Pull out every line below that holds the word "JSON".

■ Records supplied:

☆ ☆ ☆

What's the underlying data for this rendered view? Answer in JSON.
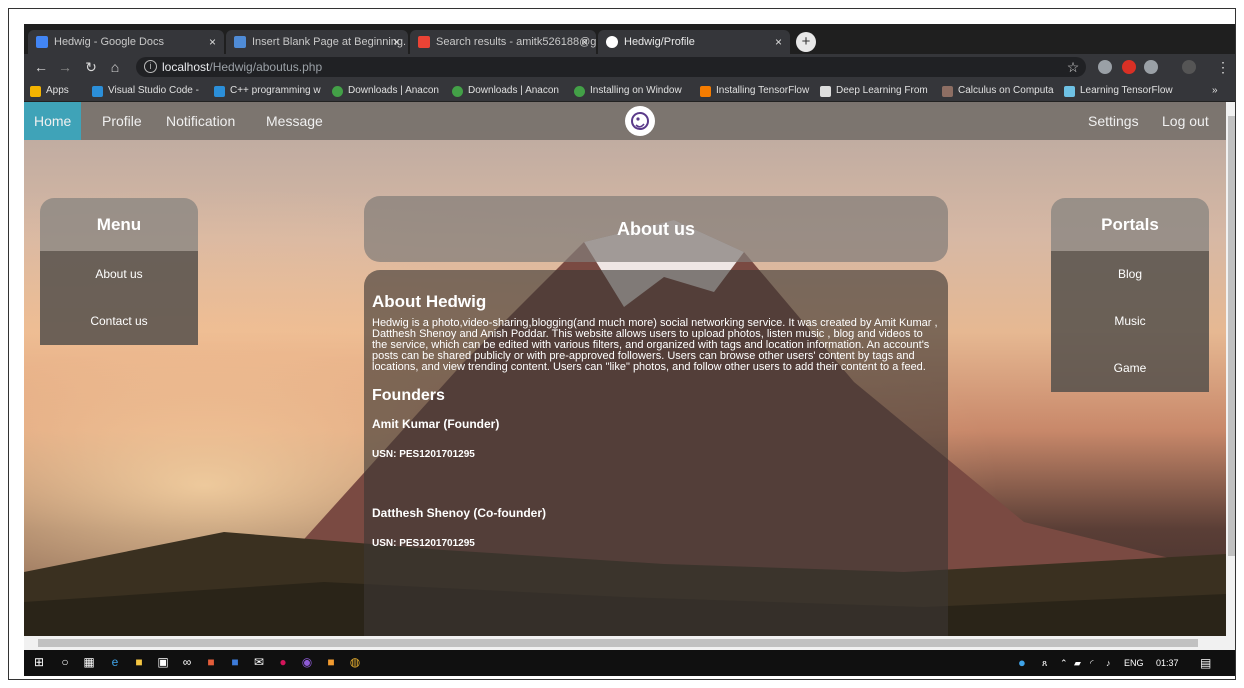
{
  "browser": {
    "tabs": [
      {
        "title": "Hedwig - Google Docs",
        "icon": "docs-icon",
        "color": "#4285f4"
      },
      {
        "title": "Insert Blank Page at Beginning. -",
        "icon": "search-doc-icon",
        "color": "#4f8bd6"
      },
      {
        "title": "Search results - amitk526188@g",
        "icon": "gmail-icon",
        "color": "#ea4335"
      },
      {
        "title": "Hedwig/Profile",
        "icon": "hedwig-icon",
        "color": "#ffffff"
      }
    ],
    "new_tab": "+",
    "close_glyph": "×",
    "address": {
      "info": "i",
      "host": "localhost",
      "path": "/Hedwig/aboutus.php"
    },
    "bookmarks": [
      {
        "label": "Apps",
        "color": "#f4b400"
      },
      {
        "label": "Visual Studio Code -",
        "color": "#2b8fd9"
      },
      {
        "label": "C++ programming w",
        "color": "#2b8fd9"
      },
      {
        "label": "Downloads | Anacon",
        "color": "#43a047"
      },
      {
        "label": "Downloads | Anacon",
        "color": "#43a047"
      },
      {
        "label": "Installing on Window",
        "color": "#43a047"
      },
      {
        "label": "Installing TensorFlow",
        "color": "#f57c00"
      },
      {
        "label": "Deep Learning From",
        "color": "#dddddd"
      },
      {
        "label": "Calculus on Computa",
        "color": "#8d6e63"
      },
      {
        "label": "Learning TensorFlow",
        "color": "#6ec1e4"
      }
    ],
    "more": "»"
  },
  "site": {
    "nav_left": [
      "Home",
      "Profile",
      "Notification",
      "Message"
    ],
    "nav_right": [
      "Settings",
      "Log out"
    ],
    "menu": {
      "title": "Menu",
      "items": [
        "About us",
        "Contact us"
      ]
    },
    "portals": {
      "title": "Portals",
      "items": [
        "Blog",
        "Music",
        "Game"
      ]
    },
    "about_title": "About us",
    "content": {
      "heading": "About Hedwig",
      "paragraph": "Hedwig is a photo,video-sharing,blogging(and much more) social networking service. It was created by Amit Kumar , Datthesh Shenoy and Anish Poddar. This website allows users to upload photos, listen music , blog and videos to the service, which can be edited with various filters, and organized with tags and location information. An account's posts can be shared publicly or with pre-approved followers. Users can browse other users' content by tags and locations, and view trending content. Users can \"like\" photos, and follow other users to add their content to a feed.",
      "founders_heading": "Founders",
      "founders": [
        {
          "name": "Amit Kumar (Founder)",
          "usn": "USN: PES1201701295"
        },
        {
          "name": "Datthesh Shenoy (Co-founder)",
          "usn": "USN: PES1201701295"
        }
      ]
    }
  },
  "taskbar": {
    "tray": {
      "lang": "ENG",
      "time": "01:37"
    }
  }
}
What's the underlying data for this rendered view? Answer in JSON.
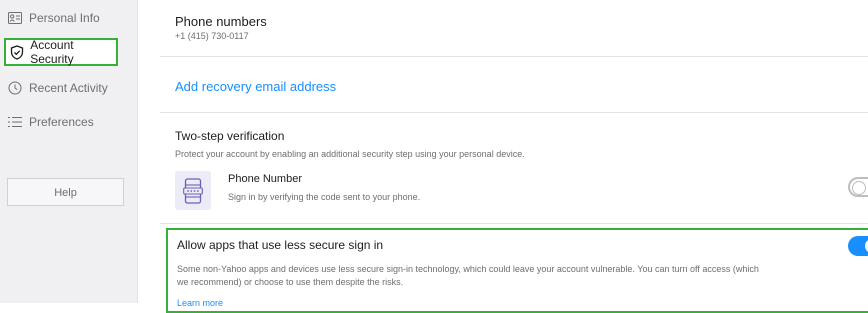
{
  "sidebar": {
    "items": [
      {
        "label": "Personal Info",
        "icon": "id-card-icon"
      },
      {
        "label": "Account Security",
        "icon": "shield-icon"
      },
      {
        "label": "Recent Activity",
        "icon": "clock-icon"
      },
      {
        "label": "Preferences",
        "icon": "list-icon"
      }
    ],
    "active_index": 1,
    "help_label": "Help"
  },
  "main": {
    "phone": {
      "title": "Phone numbers",
      "value": "+1 (415) 730-0117"
    },
    "recovery": {
      "link_label": "Add recovery email address"
    },
    "two_step": {
      "title": "Two-step verification",
      "description": "Protect your account by enabling an additional security step using your personal device.",
      "method": {
        "label": "Phone Number",
        "description": "Sign in by verifying the code sent to your phone.",
        "icon": "phone-code-icon",
        "enabled": false
      }
    },
    "less_secure": {
      "title": "Allow apps that use less secure sign in",
      "description": "Some non-Yahoo apps and devices use less secure sign-in technology, which could leave your account vulnerable. You can turn off access (which we recommend) or choose to use them despite the risks.",
      "learn_more": "Learn more",
      "enabled": true
    }
  },
  "colors": {
    "accent": "#188fff",
    "highlight_border": "#36b037",
    "icon_tile": "#ecebf8"
  }
}
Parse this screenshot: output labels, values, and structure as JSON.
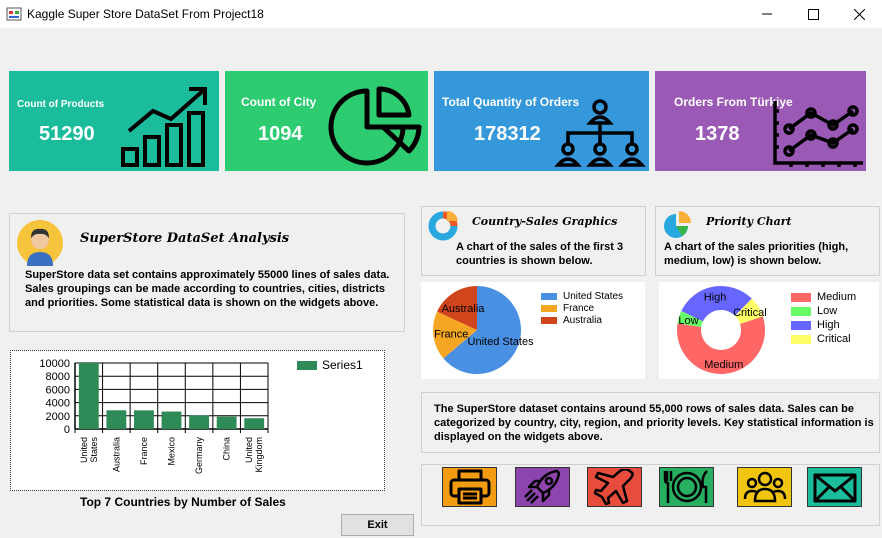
{
  "window": {
    "title": "Kaggle Super Store DataSet From Project18"
  },
  "tiles": [
    {
      "label": "Count of Products",
      "value": "51290",
      "color": "#1abc9c"
    },
    {
      "label": "Count of City",
      "value": "1094",
      "color": "#2ecc71"
    },
    {
      "label": "Total Quantity of Orders",
      "value": "178312",
      "color": "#3498db"
    },
    {
      "label": "Orders From Türkiye",
      "value": "1378",
      "color": "#9b59b6"
    }
  ],
  "analysis": {
    "title": "SuperStore DataSet Analysis",
    "text": "SuperStore data set contains approximately 55000 lines of sales data. Sales groupings can be made according to countries, cities, districts and priorities. Some statistical data is shown on the widgets above."
  },
  "country_sales": {
    "title": "Country-Sales Graphics",
    "description": "A chart of the sales of the first 3 countries is shown below."
  },
  "priority": {
    "title": "Priority Chart",
    "description": "A chart of the sales priorities (high, medium, low) is shown below."
  },
  "summary": {
    "text": "The SuperStore dataset contains around 55,000 rows of sales data. Sales can be categorized by country, city, region, and priority levels. Key statistical information is displayed on the widgets above."
  },
  "bar_caption": "Top 7 Countries by Number of Sales",
  "exit_label": "Exit",
  "icons": [
    "printer-icon",
    "rocket-icon",
    "airplane-icon",
    "dinner-plate-icon",
    "users-icon",
    "envelope-icon"
  ],
  "chart_data": [
    {
      "type": "bar",
      "categories": [
        "United States",
        "Australia",
        "France",
        "Mexico",
        "Germany",
        "China",
        "United Kingdom"
      ],
      "series": [
        {
          "name": "Series1",
          "values": [
            9994,
            2837,
            2827,
            2644,
            2065,
            1880,
            1633
          ],
          "color": "#2e8b57"
        }
      ],
      "ylim": [
        0,
        10000
      ],
      "yticks": [
        0,
        2000,
        4000,
        6000,
        8000,
        10000
      ],
      "grid": true,
      "legend": "top-right"
    },
    {
      "type": "pie",
      "categories": [
        "United States",
        "France",
        "Australia"
      ],
      "values": [
        9994,
        2827,
        2837
      ],
      "colors": [
        "#4a90e2",
        "#f5a623",
        "#d0451b"
      ],
      "legend": "right"
    },
    {
      "type": "pie",
      "categories": [
        "Medium",
        "Low",
        "High",
        "Critical"
      ],
      "values": [
        29433,
        2424,
        15501,
        3932
      ],
      "colors": [
        "#ff6666",
        "#66ff66",
        "#6666ff",
        "#ffff66"
      ],
      "legend": "right"
    }
  ]
}
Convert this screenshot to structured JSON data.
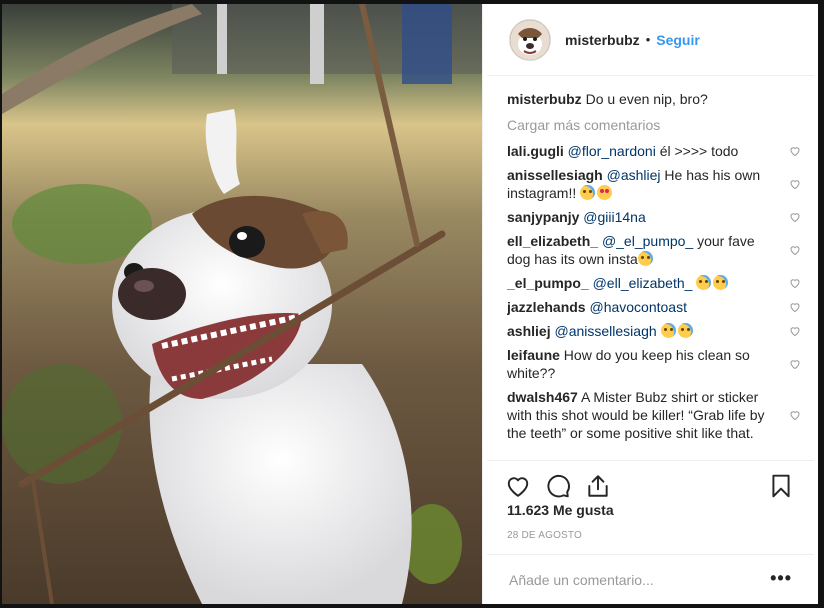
{
  "post": {
    "username": "misterbubz",
    "separator": "•",
    "follow_label": "Seguir",
    "photo_alt": "dog-with-stick-photo"
  },
  "caption": {
    "user": "misterbubz",
    "text": "Do u even nip, bro?"
  },
  "load_more": "Cargar más comentarios",
  "comments": [
    {
      "user": "lali.gugli",
      "mention": "@flor_nardoni",
      "text": " él >>>> todo"
    },
    {
      "user": "anissellesiagh",
      "mention": "@ashliej",
      "text": " He has his own instagram!! "
    },
    {
      "user": "sanjypanjy",
      "mention": "@giii14na",
      "text": ""
    },
    {
      "user": "ell_elizabeth_",
      "mention": "@_el_pumpo_",
      "text": " your fave dog has its own insta"
    },
    {
      "user": "_el_pumpo_",
      "mention": "@ell_elizabeth_",
      "text": " "
    },
    {
      "user": "jazzlehands",
      "mention": "@havocontoast",
      "text": ""
    },
    {
      "user": "ashliej",
      "mention": "@anissellesiagh",
      "text": " "
    },
    {
      "user": "leifaune",
      "mention": "",
      "text": " How do you keep his clean so white??"
    },
    {
      "user": "dwalsh467",
      "mention": "",
      "text": " A Mister Bubz shirt or sticker with this shot would be killer! “Grab life by the teeth” or some positive shit like that."
    }
  ],
  "likes": "11.623 Me gusta",
  "date": "28 DE AGOSTO",
  "add_comment_placeholder": "Añade un comentario...",
  "more_label": "•••",
  "icons": {
    "like": "heart-icon",
    "comment": "comment-icon",
    "share": "share-icon",
    "save": "bookmark-icon"
  },
  "colors": {
    "link": "#3897f0",
    "mention": "#003569",
    "muted": "#999999"
  }
}
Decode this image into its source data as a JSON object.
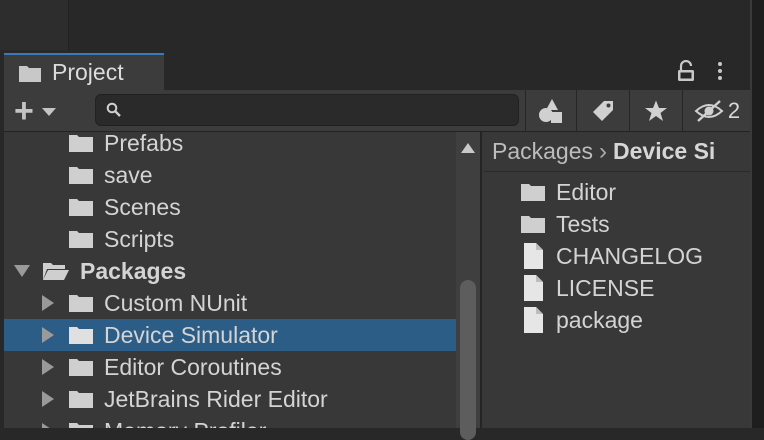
{
  "project_panel": {
    "tab_title": "Project",
    "hidden_count": "2"
  },
  "tree": {
    "items": [
      {
        "label": "Prefabs"
      },
      {
        "label": "save"
      },
      {
        "label": "Scenes"
      },
      {
        "label": "Scripts"
      },
      {
        "label": "Packages"
      },
      {
        "label": "Custom NUnit"
      },
      {
        "label": "Device Simulator"
      },
      {
        "label": "Editor Coroutines"
      },
      {
        "label": "JetBrains Rider Editor"
      },
      {
        "label": "Memory Profiler"
      }
    ]
  },
  "breadcrumb": {
    "root": "Packages",
    "separator": "›",
    "current": "Device Si"
  },
  "contents": {
    "items": [
      {
        "label": "Editor",
        "icon": "folder-icon"
      },
      {
        "label": "Tests",
        "icon": "folder-icon"
      },
      {
        "label": "CHANGELOG",
        "icon": "file-icon"
      },
      {
        "label": "LICENSE",
        "icon": "file-icon"
      },
      {
        "label": "package",
        "icon": "file-icon"
      }
    ]
  },
  "colors": {
    "selection": "#2c5d87",
    "tab_accent": "#3a79bb",
    "panel_bg": "#383838"
  }
}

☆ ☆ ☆

■ Output for this exercise:
What's the underlying data for this rendered view? Answer in JSON.
What's the underlying data for this rendered view? Answer in JSON.
Parse this screenshot: output labels, values, and structure as JSON.
Convert this screenshot to structured JSON data.
Decode this image into its source data as a JSON object.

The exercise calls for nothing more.